OBJECTIVES: The aim of this study was to provide an overview of published mathematical estimation approaches to quantify the duration of the preclinical detectable phase (PCDP) using data from cancer screening programs. METHODS: A systematic search of PubMed and Embase was conducted for original studies presenting mathematical approaches using screening data. The studies were categorized by mathematical approach, data source, and assumptions made. Furthermore, estimates of the duration of the PCDP of breast and colorectal cancer were reported per study population. RESULTS: From 689 publications, 34 estimation methods were included. Five distinct types of mathematical estimation approaches were identified: prevalence-to-incidence ratio (n=8), maximum likelihood estimation (n=16), expectation-maximization algorithm (n=1), regression of observed on expected (n=6) and Bayesian Markov-chain Monte Carlo estimation (n=5). Fourteen studies used data from both screened and unscreened populations, whereas 19 studies included only information from a screened population. Estimates of the duration of the PCDP varied between 2 years and 7 years for breast cancer in the Health Insurance Plan study (annual mammography and clinical breast examinations in women aged 40-64 years) and 2 years and 5 years for colorectal cancer in the Calvados study (a guaiac fecal occult blood test in men and women aged 45-74 years). CONCLUSIONS: Different types of mathematical approaches lead to different estimates of the PCDP duration. We advise researchers to use the method that matches the data available, and to use multiple methods for estimation when possible, since no method is perfect.

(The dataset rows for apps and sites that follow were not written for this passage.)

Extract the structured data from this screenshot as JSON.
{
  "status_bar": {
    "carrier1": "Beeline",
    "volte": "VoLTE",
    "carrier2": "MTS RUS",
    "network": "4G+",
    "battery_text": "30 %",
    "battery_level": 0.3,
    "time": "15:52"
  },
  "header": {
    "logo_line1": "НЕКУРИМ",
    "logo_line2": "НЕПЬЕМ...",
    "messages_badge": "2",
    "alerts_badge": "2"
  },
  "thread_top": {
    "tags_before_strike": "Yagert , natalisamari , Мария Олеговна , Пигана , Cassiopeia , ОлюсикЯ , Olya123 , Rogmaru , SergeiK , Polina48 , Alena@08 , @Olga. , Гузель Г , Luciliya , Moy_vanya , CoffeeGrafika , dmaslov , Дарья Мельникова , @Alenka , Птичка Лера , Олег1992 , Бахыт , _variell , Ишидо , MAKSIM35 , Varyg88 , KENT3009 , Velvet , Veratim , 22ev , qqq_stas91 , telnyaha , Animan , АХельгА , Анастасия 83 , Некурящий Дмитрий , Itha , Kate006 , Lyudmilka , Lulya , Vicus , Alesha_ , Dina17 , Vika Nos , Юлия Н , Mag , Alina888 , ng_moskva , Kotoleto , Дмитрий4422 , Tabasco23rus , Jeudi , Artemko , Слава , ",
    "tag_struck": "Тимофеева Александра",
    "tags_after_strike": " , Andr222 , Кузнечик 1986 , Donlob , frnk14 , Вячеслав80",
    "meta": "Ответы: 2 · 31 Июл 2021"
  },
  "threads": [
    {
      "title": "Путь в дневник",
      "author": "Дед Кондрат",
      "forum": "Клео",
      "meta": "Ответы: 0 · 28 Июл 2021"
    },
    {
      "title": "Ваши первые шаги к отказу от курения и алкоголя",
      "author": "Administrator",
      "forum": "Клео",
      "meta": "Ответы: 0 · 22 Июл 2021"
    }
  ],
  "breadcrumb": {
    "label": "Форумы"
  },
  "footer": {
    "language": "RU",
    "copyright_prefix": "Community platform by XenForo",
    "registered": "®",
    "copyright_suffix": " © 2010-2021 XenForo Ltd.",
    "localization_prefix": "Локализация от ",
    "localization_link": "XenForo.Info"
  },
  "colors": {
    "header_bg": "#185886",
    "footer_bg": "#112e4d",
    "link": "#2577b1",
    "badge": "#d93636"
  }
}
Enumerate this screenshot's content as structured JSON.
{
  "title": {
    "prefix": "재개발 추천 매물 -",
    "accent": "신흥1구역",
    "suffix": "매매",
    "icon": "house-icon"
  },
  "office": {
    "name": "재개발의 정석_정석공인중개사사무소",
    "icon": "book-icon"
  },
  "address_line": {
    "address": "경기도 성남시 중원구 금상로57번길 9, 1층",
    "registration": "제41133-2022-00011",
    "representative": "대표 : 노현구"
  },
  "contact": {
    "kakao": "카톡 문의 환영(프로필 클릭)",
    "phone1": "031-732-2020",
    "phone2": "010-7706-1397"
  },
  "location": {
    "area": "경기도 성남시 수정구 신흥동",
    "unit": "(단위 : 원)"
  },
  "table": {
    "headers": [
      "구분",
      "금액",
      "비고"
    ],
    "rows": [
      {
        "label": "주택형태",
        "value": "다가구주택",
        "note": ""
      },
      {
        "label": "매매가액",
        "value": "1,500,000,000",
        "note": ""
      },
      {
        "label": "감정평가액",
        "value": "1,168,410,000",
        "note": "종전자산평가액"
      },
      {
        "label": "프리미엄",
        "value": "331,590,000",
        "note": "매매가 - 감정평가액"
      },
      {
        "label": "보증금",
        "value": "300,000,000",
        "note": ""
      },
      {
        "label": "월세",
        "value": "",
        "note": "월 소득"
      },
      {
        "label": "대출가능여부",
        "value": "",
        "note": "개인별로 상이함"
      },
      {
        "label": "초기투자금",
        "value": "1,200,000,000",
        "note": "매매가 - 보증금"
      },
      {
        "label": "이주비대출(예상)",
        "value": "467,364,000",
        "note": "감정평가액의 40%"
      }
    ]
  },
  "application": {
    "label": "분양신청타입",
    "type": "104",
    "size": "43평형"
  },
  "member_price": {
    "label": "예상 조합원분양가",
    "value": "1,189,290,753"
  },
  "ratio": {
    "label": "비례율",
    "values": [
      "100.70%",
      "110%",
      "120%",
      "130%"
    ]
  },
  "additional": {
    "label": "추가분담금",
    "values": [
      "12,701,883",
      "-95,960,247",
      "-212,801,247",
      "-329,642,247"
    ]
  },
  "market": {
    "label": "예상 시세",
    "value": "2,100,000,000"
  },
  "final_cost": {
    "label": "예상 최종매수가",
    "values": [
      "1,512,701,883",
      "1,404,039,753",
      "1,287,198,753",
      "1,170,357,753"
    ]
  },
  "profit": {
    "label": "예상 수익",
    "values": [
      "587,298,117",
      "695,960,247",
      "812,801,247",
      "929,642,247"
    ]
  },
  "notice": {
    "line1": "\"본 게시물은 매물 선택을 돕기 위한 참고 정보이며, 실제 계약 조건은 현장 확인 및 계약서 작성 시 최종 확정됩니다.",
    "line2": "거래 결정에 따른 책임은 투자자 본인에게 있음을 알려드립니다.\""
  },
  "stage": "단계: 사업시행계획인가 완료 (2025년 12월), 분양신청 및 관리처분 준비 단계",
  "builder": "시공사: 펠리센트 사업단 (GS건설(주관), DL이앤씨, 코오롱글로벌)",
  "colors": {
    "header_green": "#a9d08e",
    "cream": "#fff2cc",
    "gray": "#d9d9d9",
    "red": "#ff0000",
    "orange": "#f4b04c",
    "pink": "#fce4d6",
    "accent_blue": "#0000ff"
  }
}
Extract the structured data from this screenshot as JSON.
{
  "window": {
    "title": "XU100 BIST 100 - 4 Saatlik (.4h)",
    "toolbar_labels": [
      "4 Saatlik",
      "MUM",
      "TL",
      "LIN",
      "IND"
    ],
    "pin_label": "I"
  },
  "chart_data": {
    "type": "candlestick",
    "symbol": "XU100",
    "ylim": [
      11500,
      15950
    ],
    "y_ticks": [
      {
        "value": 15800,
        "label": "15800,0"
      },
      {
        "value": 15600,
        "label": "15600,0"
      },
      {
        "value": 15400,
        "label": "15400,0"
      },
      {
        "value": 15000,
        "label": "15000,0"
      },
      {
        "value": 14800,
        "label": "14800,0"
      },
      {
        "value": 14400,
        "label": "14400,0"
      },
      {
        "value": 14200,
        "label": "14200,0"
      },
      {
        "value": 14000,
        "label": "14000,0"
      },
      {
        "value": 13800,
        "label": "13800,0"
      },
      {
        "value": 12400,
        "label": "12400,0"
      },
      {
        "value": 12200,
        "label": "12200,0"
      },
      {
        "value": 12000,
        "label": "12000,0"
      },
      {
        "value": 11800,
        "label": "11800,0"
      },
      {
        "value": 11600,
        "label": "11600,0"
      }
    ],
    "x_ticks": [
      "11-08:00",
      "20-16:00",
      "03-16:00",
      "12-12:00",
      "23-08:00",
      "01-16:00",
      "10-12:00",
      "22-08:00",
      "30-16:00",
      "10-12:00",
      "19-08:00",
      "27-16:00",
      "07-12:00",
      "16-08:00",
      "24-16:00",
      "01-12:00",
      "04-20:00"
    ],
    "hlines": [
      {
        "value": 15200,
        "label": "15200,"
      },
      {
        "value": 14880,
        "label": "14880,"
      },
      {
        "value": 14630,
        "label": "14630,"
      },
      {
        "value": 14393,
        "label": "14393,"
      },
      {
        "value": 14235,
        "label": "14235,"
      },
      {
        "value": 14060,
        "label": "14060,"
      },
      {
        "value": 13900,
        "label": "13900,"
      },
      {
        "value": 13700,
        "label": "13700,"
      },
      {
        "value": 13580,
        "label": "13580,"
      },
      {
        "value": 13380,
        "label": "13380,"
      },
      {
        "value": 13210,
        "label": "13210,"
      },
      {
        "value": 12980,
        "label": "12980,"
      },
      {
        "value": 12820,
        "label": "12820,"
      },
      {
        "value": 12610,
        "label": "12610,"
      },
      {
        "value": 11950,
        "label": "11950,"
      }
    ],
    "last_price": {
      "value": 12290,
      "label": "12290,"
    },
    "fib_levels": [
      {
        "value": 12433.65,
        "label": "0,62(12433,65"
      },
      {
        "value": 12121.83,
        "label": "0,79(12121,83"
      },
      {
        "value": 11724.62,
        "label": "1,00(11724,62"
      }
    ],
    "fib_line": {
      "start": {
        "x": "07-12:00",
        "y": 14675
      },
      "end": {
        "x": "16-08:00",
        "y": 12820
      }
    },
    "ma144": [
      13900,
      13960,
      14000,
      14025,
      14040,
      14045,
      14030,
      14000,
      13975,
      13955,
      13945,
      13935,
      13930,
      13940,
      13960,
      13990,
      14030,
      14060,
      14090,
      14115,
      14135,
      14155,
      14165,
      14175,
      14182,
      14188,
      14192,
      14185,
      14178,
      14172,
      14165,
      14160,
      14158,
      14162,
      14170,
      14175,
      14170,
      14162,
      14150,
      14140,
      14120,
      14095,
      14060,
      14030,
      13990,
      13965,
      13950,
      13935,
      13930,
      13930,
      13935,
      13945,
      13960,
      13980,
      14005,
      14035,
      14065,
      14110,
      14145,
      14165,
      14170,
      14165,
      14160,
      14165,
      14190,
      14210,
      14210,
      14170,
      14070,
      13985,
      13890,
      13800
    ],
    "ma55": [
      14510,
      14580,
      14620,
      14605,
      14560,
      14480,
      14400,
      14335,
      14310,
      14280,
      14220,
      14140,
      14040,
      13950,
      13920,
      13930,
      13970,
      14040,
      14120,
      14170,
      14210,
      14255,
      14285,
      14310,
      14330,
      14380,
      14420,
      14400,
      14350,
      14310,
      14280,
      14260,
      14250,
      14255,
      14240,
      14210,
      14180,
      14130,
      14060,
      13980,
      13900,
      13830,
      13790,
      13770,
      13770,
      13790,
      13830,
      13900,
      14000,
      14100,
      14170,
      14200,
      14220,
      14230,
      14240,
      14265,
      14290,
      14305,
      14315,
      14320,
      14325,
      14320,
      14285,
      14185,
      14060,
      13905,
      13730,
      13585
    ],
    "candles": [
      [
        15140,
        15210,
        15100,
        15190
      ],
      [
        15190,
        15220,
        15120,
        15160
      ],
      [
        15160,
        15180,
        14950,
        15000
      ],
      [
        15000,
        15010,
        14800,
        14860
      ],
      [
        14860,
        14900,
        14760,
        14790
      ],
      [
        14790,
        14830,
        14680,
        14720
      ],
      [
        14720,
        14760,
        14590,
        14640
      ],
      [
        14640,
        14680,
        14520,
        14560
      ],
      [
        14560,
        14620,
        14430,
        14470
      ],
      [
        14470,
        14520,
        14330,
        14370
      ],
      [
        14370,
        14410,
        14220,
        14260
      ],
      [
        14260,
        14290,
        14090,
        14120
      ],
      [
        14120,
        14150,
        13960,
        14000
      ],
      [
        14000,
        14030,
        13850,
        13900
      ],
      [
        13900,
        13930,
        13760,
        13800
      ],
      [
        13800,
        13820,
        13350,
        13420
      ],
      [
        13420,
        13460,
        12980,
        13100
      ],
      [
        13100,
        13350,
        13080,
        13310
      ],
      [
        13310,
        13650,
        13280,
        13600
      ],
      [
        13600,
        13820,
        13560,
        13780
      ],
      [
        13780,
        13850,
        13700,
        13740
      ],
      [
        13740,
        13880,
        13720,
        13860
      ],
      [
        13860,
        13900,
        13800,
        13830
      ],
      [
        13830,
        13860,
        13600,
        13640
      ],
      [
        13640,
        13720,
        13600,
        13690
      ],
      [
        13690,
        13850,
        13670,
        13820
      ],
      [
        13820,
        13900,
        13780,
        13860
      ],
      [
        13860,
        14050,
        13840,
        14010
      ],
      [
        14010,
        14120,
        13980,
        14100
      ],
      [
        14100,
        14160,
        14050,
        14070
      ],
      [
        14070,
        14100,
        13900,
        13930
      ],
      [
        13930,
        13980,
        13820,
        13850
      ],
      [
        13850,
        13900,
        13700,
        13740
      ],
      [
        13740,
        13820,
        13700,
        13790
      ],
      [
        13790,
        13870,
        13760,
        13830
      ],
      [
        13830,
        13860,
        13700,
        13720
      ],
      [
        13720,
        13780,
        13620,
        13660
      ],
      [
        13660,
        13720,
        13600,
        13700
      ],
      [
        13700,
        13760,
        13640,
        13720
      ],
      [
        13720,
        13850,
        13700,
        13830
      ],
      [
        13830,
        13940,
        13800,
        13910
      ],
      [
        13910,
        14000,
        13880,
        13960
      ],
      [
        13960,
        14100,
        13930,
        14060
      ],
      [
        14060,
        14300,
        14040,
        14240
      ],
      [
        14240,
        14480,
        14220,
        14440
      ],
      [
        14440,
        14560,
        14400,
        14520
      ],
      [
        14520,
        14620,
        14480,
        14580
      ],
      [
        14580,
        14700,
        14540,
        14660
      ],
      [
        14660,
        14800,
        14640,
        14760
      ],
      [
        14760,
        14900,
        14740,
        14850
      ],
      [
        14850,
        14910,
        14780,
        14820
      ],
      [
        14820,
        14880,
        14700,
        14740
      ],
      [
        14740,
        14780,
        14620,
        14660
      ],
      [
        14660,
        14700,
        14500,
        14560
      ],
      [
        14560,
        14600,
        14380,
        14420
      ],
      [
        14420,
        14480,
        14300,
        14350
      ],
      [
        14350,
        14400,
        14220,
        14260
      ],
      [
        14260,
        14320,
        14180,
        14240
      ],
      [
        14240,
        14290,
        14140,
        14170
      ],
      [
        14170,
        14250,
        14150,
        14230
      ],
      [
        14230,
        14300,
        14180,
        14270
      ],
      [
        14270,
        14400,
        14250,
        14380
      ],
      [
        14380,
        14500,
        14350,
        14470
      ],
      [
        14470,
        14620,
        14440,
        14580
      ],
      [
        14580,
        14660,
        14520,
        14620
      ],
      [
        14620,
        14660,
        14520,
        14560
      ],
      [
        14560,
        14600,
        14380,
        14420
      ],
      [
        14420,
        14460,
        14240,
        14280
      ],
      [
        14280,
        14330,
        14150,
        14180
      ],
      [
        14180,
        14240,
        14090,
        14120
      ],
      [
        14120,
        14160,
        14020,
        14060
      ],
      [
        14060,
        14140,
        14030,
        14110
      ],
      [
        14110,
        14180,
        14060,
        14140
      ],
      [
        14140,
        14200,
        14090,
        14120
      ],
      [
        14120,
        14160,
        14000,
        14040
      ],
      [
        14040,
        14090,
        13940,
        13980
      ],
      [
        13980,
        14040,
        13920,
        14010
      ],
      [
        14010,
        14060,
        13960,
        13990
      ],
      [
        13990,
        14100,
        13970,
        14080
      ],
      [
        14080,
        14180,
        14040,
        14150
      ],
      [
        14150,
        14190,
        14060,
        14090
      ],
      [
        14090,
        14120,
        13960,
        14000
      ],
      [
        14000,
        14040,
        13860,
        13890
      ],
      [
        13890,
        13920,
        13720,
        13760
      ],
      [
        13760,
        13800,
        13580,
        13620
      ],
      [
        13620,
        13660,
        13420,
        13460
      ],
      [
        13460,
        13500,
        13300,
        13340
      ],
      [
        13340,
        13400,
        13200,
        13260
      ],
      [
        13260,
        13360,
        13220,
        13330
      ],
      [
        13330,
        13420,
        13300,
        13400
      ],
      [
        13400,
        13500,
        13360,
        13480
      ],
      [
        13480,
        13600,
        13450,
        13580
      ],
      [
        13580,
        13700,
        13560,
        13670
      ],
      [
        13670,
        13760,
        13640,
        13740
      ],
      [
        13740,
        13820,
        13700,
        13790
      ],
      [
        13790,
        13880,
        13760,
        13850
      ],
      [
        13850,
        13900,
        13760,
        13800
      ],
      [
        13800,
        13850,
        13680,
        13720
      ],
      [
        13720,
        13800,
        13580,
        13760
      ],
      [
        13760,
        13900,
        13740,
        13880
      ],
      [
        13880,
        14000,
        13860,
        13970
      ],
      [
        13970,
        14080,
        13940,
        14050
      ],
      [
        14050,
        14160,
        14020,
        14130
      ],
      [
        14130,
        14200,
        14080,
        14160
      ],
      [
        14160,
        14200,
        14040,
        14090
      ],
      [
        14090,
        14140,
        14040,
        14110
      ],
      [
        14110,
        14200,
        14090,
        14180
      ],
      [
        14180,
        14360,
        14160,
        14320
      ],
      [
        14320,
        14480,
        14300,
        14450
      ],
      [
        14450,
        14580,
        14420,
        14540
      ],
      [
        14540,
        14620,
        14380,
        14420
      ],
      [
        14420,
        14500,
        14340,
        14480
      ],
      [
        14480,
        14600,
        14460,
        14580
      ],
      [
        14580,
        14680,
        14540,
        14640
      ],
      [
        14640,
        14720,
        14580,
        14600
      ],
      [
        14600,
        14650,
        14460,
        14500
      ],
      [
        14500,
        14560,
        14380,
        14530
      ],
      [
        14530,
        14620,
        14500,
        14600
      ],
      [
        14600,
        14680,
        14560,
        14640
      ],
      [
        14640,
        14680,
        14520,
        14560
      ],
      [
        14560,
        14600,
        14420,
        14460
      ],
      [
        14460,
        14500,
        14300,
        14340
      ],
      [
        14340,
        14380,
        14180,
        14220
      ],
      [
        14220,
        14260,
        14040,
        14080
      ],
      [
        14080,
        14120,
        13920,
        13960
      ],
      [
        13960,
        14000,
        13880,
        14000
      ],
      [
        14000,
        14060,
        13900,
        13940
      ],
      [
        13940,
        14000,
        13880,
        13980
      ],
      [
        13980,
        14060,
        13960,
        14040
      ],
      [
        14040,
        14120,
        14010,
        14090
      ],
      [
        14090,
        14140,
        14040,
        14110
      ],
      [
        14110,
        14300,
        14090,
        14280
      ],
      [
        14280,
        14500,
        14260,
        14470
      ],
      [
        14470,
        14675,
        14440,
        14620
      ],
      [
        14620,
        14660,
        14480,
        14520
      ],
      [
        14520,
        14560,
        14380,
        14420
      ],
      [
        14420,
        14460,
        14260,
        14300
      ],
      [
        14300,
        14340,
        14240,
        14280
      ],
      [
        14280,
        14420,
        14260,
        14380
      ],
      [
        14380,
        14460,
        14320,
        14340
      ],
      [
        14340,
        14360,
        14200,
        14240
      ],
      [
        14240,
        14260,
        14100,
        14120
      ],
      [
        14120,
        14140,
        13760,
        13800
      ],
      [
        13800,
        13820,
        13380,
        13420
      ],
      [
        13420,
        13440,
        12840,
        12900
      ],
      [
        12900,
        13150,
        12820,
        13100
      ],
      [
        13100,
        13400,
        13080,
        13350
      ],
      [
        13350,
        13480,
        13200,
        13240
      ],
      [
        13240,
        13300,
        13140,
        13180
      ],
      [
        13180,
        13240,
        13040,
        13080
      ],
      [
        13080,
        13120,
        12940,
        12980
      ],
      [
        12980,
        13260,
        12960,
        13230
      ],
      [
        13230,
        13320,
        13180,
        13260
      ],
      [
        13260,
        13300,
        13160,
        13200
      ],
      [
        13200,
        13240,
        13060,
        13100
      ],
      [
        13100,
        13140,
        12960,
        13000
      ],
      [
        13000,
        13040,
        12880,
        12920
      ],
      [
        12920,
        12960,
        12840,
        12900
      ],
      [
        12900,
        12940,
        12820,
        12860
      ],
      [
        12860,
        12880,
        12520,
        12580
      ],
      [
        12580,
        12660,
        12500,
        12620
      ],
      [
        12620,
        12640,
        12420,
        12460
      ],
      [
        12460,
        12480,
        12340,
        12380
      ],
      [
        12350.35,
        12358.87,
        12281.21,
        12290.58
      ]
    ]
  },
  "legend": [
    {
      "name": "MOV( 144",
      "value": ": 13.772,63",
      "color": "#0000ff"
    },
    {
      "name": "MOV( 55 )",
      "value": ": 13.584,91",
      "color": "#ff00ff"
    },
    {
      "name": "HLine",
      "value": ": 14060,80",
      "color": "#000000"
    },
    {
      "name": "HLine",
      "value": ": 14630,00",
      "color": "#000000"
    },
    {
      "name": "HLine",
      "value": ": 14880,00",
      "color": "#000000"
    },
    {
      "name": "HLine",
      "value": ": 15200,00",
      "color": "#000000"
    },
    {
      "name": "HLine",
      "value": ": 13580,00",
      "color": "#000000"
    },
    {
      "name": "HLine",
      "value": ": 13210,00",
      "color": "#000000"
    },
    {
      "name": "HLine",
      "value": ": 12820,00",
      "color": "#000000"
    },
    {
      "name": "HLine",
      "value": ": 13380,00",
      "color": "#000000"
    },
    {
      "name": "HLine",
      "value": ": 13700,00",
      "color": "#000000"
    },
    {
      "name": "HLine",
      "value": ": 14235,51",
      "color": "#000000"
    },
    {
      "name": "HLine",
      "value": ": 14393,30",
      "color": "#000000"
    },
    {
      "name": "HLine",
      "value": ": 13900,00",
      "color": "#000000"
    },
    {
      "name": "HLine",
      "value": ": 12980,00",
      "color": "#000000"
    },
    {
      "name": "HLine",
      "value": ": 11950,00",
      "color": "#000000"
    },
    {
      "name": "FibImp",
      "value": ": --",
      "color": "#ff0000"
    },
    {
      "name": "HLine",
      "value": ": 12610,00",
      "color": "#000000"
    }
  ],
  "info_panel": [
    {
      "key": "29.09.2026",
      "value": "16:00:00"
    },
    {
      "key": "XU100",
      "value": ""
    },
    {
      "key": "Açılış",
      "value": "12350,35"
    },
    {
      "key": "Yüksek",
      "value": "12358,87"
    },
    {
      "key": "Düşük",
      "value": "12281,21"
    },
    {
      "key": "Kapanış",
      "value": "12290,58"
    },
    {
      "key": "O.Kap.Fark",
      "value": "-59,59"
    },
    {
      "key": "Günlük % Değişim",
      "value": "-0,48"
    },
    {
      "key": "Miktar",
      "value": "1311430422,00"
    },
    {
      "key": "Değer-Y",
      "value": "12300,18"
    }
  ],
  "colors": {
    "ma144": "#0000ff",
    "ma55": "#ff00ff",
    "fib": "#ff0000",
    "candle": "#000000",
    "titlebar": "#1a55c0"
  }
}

INTRODUCTION

MATERIALS AND METHODS

RESULTS

DISCUSSION

CONCLUSION

SUPPLEMENTARY MATERIALS

CONFLICT OF INTEREST

FUNDING

ACKNOWLEDGEMENTS

AUTHOR CONTRIBUTIONS

ORCID

REFERENCES